*The task:*
From the entries below, extract every line that includes the word "count".

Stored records
Segment Open
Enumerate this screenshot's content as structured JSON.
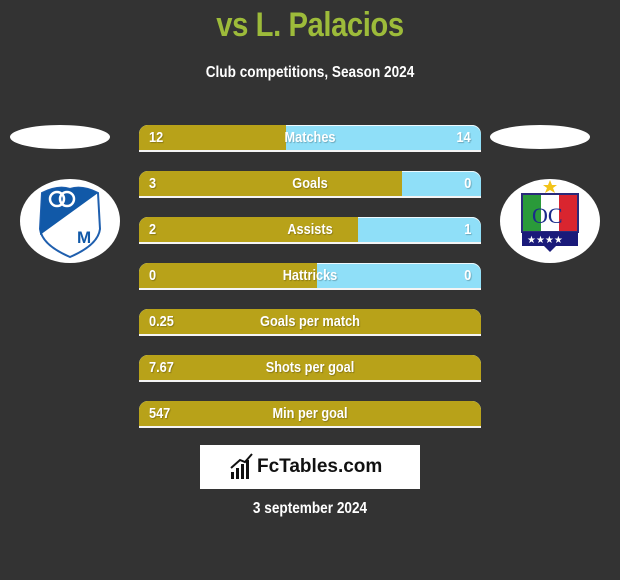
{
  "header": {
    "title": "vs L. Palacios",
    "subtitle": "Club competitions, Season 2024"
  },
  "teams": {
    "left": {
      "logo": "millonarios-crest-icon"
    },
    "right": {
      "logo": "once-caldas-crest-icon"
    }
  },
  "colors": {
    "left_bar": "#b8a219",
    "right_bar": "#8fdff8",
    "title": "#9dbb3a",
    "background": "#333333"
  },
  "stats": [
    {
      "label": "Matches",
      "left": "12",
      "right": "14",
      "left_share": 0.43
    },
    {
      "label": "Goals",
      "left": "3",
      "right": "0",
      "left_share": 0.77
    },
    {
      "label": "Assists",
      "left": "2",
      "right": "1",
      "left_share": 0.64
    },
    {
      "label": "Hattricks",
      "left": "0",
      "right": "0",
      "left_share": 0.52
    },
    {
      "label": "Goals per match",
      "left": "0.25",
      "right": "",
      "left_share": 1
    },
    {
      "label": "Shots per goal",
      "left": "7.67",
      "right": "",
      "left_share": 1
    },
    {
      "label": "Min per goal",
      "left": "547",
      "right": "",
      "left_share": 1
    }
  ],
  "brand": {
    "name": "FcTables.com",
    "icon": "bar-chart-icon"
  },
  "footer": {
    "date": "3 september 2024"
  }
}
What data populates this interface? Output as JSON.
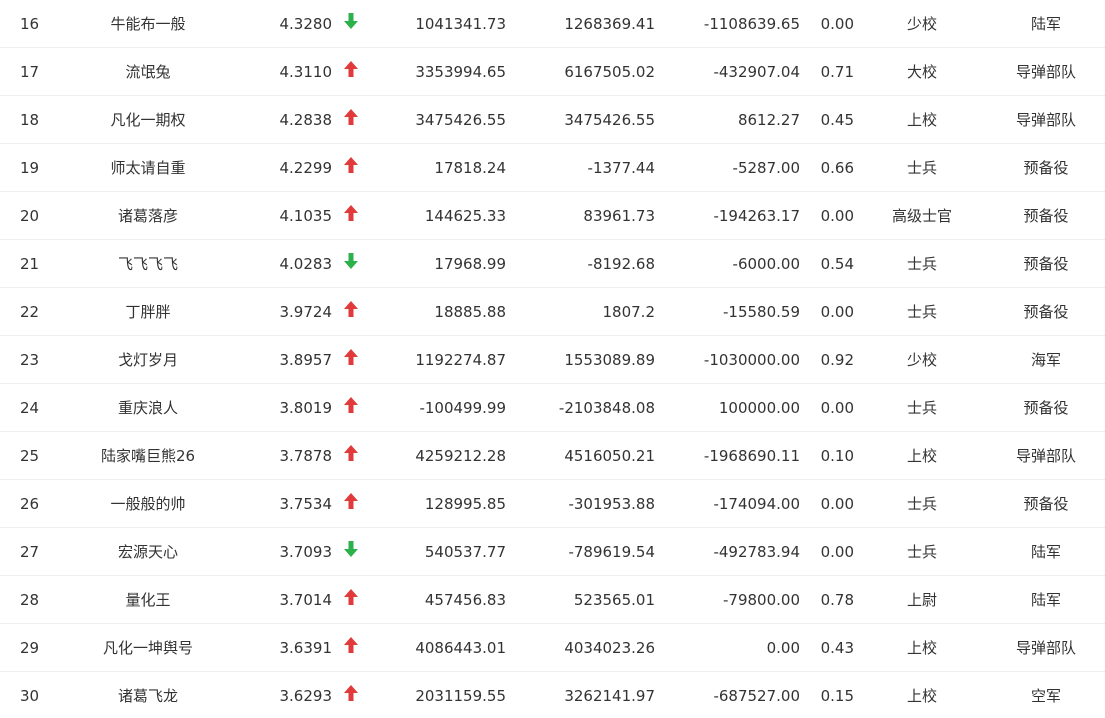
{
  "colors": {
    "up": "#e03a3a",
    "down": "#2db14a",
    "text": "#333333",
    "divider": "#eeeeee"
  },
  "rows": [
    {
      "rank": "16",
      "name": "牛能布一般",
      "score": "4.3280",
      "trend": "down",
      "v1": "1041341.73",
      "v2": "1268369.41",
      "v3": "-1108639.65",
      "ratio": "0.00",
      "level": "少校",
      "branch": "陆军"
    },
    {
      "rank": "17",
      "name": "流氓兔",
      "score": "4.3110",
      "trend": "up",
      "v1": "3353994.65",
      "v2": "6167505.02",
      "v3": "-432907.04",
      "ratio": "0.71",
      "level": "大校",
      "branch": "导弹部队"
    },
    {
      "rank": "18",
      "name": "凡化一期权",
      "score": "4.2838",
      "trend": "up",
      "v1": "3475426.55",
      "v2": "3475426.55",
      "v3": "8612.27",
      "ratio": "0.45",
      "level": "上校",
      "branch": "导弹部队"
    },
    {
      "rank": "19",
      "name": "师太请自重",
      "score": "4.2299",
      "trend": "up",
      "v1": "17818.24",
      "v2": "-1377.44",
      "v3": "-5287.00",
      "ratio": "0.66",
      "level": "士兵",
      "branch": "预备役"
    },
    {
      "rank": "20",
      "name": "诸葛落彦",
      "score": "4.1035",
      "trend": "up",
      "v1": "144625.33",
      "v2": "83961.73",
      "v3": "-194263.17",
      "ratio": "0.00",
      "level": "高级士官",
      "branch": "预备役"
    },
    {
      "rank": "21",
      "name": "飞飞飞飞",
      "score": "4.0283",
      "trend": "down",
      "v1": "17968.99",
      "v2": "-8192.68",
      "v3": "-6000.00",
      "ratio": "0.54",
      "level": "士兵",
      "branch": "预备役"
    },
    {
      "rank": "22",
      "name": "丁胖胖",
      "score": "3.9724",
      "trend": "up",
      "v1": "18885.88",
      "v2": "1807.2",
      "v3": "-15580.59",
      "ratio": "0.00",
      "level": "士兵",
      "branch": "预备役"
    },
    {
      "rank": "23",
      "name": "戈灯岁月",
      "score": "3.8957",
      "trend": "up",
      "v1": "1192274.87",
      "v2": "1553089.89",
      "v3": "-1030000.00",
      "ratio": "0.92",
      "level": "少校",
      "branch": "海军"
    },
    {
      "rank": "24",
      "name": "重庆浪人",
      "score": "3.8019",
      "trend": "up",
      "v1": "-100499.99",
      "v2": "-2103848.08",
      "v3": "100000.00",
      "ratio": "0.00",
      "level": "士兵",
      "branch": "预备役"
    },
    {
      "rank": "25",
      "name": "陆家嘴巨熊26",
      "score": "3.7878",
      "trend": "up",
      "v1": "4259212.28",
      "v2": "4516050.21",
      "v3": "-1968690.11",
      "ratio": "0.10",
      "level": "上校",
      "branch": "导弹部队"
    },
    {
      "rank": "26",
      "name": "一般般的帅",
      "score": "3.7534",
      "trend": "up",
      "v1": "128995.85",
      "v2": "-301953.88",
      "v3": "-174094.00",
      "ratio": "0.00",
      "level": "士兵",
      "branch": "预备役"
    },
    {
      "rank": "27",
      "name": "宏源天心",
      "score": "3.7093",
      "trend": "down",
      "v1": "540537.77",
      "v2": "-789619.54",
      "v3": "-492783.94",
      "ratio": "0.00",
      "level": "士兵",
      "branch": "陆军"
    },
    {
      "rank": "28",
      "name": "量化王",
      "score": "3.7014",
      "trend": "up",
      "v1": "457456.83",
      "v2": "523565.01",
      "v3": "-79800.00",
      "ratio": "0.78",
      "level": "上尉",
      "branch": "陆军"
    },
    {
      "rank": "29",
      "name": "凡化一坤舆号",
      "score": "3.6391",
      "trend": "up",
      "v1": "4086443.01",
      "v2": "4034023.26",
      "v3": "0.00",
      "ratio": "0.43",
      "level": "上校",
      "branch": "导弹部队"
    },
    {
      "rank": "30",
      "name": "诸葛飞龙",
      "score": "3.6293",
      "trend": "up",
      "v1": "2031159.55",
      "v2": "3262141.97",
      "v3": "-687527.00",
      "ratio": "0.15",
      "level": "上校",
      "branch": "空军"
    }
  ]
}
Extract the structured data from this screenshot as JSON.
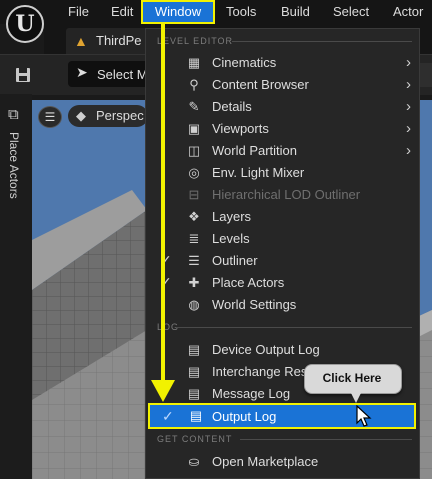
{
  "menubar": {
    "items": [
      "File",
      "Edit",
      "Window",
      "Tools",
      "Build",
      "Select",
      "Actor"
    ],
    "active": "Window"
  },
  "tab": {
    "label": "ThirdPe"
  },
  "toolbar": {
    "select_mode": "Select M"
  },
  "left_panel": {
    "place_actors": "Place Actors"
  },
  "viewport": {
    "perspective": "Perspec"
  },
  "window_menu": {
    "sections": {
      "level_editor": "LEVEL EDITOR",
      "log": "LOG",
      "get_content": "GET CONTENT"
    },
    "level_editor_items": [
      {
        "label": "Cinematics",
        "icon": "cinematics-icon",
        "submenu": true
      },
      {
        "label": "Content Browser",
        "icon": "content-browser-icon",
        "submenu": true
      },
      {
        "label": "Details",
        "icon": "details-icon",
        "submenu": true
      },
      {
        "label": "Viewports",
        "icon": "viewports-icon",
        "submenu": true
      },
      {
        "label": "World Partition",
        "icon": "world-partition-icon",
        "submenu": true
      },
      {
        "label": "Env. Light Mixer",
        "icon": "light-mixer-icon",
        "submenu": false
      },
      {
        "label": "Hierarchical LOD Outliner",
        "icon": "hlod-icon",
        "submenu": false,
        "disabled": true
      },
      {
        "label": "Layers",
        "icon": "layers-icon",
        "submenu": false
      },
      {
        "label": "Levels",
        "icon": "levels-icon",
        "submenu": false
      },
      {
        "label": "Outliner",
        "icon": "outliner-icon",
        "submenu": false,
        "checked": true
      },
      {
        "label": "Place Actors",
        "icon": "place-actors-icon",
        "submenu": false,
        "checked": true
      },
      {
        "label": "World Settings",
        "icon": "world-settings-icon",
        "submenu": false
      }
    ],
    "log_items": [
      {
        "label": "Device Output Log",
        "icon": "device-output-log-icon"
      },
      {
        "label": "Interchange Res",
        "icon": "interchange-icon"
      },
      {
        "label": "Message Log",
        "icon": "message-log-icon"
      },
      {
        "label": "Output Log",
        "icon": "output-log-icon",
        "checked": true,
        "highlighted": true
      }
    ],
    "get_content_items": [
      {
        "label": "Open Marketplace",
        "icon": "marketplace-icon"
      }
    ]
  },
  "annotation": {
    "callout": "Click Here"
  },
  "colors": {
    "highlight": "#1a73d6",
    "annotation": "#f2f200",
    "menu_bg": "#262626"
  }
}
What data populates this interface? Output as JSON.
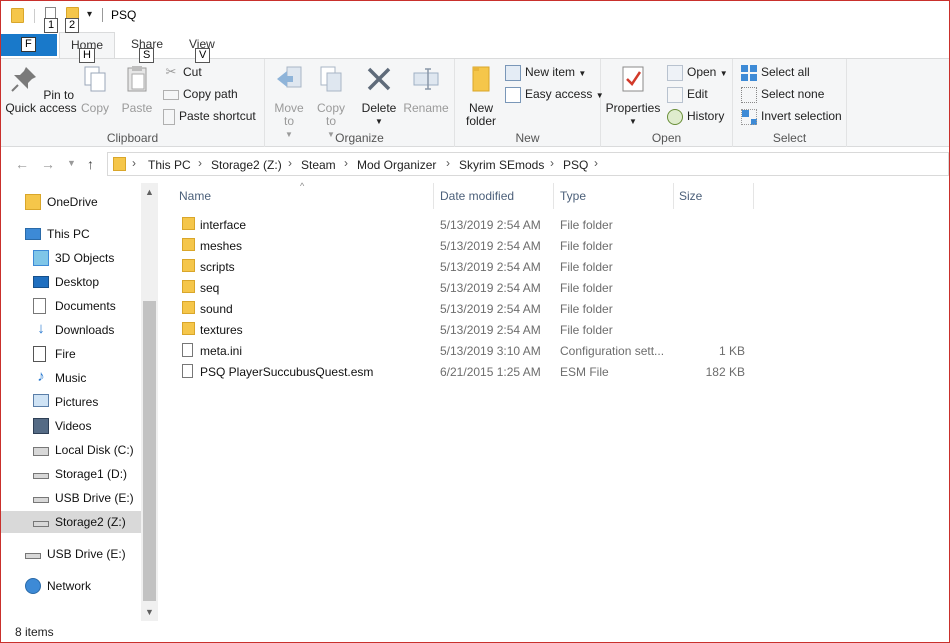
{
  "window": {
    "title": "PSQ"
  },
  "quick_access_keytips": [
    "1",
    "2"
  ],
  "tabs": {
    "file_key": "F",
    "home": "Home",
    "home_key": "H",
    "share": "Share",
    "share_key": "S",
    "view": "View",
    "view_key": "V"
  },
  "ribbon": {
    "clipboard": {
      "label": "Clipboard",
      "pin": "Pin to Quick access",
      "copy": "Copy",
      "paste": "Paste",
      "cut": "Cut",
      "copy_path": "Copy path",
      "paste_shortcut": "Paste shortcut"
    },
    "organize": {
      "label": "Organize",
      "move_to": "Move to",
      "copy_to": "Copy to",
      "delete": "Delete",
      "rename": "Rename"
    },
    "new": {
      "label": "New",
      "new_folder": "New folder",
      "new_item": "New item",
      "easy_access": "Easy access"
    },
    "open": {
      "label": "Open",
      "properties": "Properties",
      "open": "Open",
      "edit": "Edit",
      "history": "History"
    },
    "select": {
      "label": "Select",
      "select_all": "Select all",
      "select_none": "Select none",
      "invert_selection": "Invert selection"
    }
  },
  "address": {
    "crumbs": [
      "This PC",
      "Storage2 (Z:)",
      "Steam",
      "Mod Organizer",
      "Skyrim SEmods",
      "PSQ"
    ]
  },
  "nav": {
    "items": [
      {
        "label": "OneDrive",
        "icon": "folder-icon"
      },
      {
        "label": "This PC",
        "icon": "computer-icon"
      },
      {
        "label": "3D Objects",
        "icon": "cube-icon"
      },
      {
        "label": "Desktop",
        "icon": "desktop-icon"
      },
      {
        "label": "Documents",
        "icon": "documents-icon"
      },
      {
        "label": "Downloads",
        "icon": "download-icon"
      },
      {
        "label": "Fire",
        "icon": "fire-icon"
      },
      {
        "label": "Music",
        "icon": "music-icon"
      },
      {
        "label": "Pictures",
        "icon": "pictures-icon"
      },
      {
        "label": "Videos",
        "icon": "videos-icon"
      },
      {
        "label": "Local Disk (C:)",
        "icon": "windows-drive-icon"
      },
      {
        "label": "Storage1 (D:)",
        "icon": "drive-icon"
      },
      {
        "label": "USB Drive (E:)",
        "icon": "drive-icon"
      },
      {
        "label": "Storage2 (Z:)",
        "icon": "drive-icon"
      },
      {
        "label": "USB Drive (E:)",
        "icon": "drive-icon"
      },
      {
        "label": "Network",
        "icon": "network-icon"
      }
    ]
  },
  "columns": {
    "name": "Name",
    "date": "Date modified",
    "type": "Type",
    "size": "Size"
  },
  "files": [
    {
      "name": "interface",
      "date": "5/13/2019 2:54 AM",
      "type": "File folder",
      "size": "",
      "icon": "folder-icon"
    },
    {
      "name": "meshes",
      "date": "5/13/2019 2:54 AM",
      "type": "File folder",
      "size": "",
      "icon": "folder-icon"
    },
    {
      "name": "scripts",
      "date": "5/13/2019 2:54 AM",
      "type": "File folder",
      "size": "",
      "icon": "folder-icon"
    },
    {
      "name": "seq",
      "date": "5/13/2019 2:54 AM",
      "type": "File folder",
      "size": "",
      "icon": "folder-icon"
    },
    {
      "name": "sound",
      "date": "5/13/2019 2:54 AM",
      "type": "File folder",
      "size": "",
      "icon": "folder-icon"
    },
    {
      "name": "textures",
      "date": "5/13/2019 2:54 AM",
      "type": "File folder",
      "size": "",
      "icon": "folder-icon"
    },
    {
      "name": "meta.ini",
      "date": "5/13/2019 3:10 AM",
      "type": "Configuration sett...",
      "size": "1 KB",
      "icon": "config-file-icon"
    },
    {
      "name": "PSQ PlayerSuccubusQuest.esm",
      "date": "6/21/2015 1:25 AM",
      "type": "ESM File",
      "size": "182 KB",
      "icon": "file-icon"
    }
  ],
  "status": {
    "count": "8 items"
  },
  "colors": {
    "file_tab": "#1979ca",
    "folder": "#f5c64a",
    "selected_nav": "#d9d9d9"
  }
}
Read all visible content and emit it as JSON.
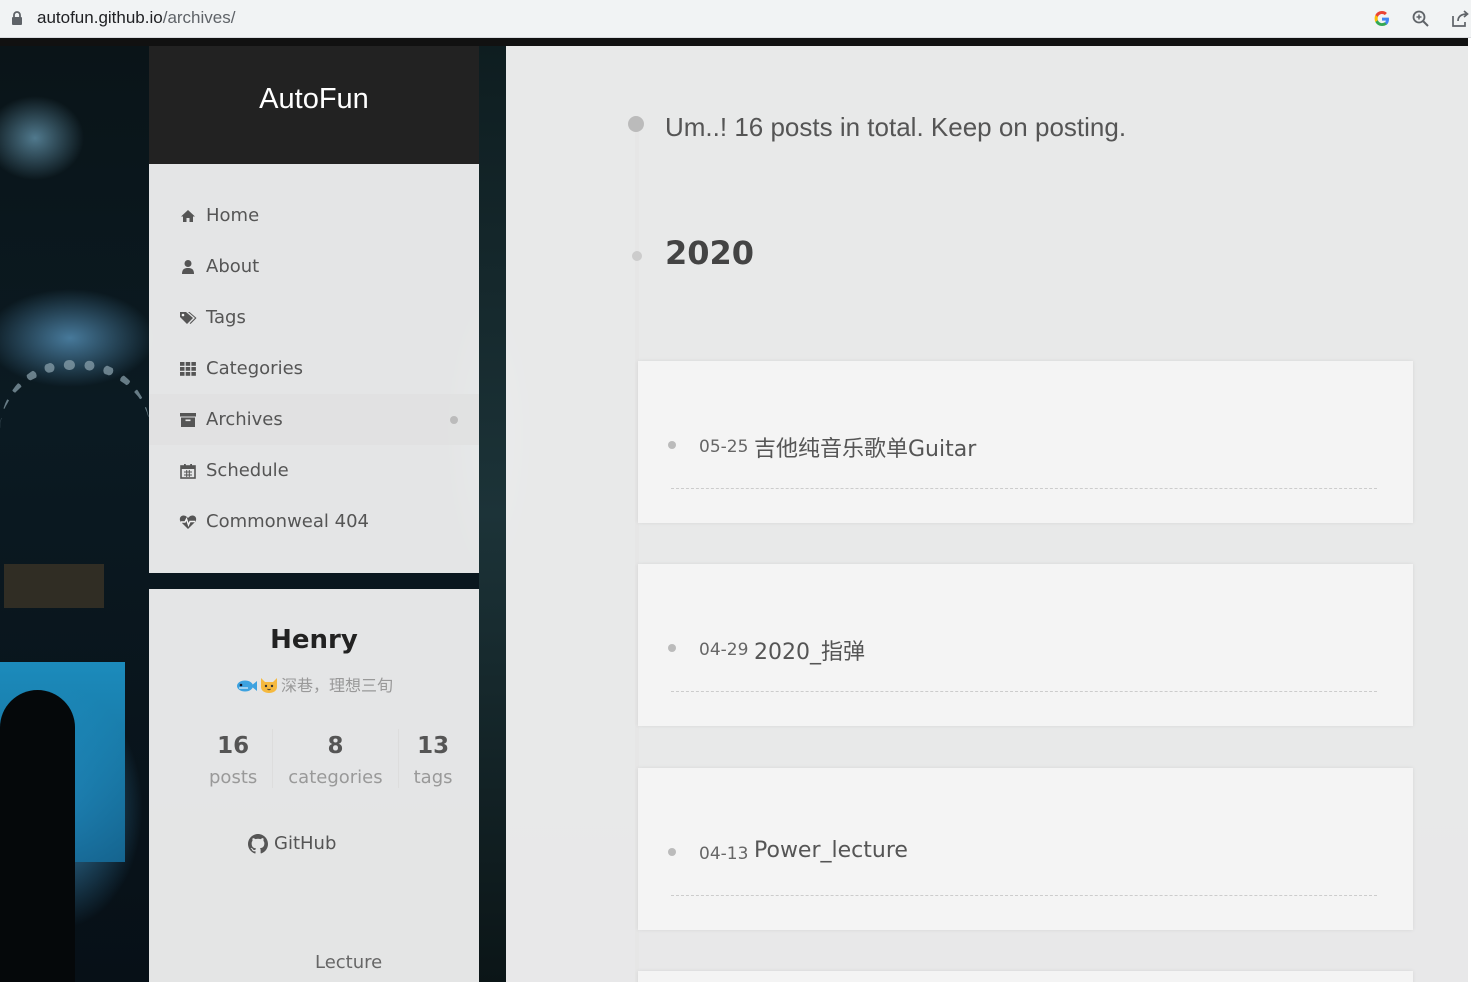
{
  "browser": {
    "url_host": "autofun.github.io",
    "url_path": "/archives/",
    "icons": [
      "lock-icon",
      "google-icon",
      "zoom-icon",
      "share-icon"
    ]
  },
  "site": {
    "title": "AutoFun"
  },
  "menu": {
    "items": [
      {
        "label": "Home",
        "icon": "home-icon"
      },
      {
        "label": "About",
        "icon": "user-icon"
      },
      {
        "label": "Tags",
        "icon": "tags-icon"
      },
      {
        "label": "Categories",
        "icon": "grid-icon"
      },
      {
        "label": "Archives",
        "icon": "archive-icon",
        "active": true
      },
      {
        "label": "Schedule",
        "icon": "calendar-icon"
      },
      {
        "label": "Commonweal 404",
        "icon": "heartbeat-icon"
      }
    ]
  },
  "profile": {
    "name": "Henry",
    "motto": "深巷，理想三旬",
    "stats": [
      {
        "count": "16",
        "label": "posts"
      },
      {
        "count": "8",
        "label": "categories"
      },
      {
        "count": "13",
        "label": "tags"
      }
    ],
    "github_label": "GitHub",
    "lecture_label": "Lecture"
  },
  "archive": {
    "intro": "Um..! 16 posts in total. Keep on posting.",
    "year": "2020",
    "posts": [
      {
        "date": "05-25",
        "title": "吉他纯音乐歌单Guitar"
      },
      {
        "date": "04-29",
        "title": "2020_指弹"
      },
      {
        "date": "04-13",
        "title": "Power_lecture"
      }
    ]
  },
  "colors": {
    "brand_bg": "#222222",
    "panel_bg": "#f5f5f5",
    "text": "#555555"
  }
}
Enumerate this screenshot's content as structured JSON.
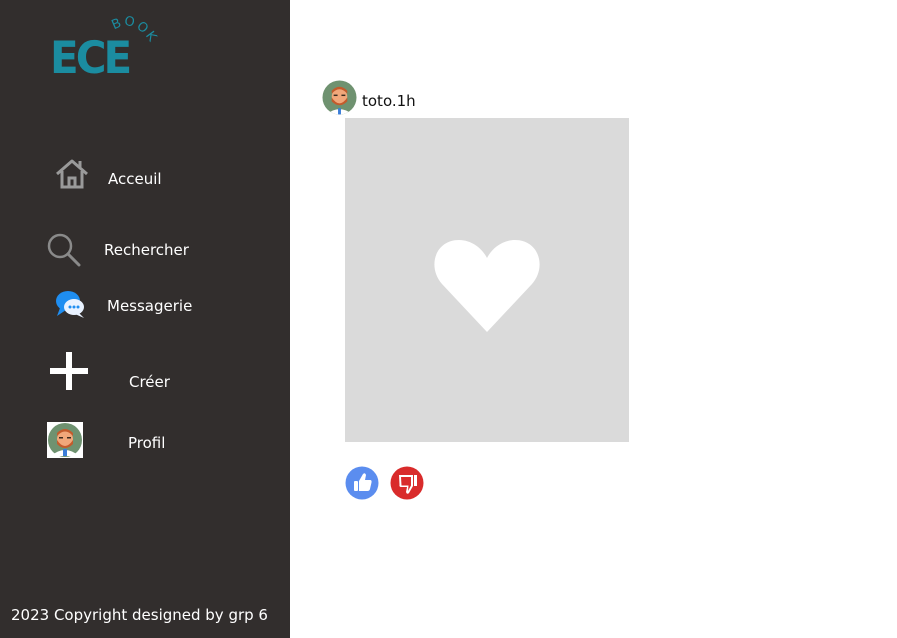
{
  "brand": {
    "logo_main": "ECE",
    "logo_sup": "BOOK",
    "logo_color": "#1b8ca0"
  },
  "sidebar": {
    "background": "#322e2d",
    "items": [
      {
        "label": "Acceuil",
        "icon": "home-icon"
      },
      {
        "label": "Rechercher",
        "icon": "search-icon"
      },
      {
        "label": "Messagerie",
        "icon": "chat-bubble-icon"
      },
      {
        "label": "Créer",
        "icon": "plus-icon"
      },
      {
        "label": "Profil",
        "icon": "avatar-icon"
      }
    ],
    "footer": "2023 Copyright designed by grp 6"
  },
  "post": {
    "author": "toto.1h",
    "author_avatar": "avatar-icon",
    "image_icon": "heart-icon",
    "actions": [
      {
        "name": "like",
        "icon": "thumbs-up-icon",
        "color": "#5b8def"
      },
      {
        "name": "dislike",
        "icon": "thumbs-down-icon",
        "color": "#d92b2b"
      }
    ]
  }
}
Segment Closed
*Exercise output:*
    "count": "8 items"
        "count": "16",
        "count": "8",
        "count": "13",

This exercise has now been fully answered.